In conclusion, Smith said that “Facebook wants to be a catalyst for the knowledge based economy. We’re at the start of a multi-decade transition to give people much more information.”
Panel: Facebook and On-line Gaming in China:
China has overtaken the US to become the world’s largest smartphone market. Online games are by far the most popular type of application among Chinese users. According to a recent report from Asian market-analysis firm Niko Partners, China’s booming mobile games market is expected to generate more than $1.2 billion in 2013 revenue, up from $750 million in 2012.
Facebook recently held a conference entitled Game On in Chengdu, capital of Sichuan province in China. Apparently, it was an effort to attract local mobile game developers by offering distribution through mobile ads, according to Chengdu Commercial Daily.
A few months ago, Facebook launched a publishing platform for mobile game developers, calling it a “pilot program to help small- and medium-sized developers take their mobile games global.”
The social networking company claimed that it makes sure its partners’ games are introduced to its more than 800 million monthly mobile users with promotional support.
“Chengdu has more than 400-500 mobile game companies, which is among the highest in China, including some world-class products,” Chengdu Commercial Daily quoted a person who went to the Facebook Chengdu conference as saying, “Facebook chose Chengdu because of the city’s emerging mobile games market. The company hopes to collaborate with Chinese developers in order to boost its advertising revenue by also taking a cut of sales.”

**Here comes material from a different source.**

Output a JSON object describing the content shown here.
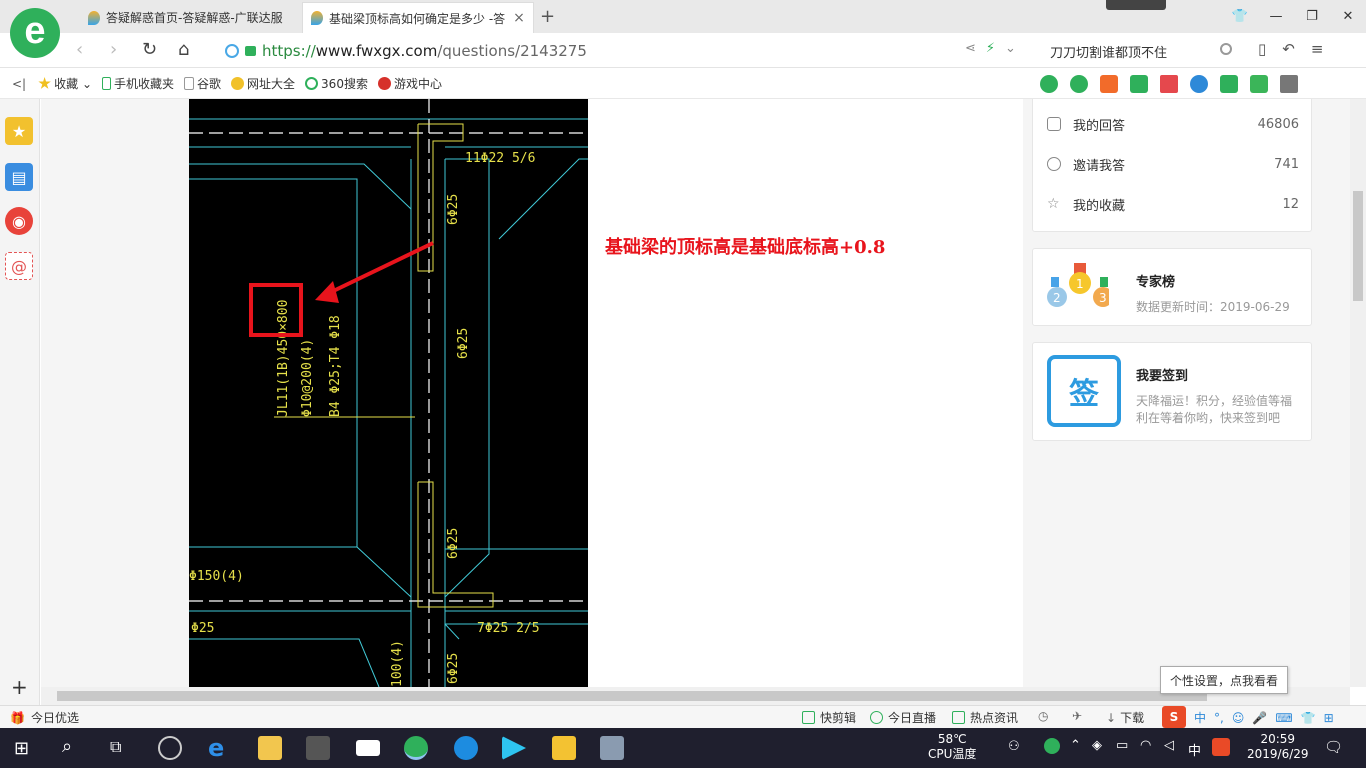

“We are invested in the success of these games, and in exchange for a revenue share, we will be collaborating deeply with developers in our program by helping them attract high-quality, long-term players for their games,” Facebook said on its website when it first launched its Mobile Games Publishing effort.
The competition in China’s domestic mobile game market will not be easy for Facebook in light of the country’s intensified gaming market. Tencent Holdings Ltd, China’s largest Internet enterprise, launched a mobile game platform earlier this year on WeChat, the popular app that has more than 400 million users in its domestic market.
Smith did not take questions from the audience after his talk. Instead, he was escorted off the stage and out of the building. When this author asked if we could correspond by email, Smith curtly replied, “I’m not the right person for that.” Hence, it was not possible to get him to review this article. In particular, to address, what Facebook is doing to try to get the China ban lifted and penetrate the China market.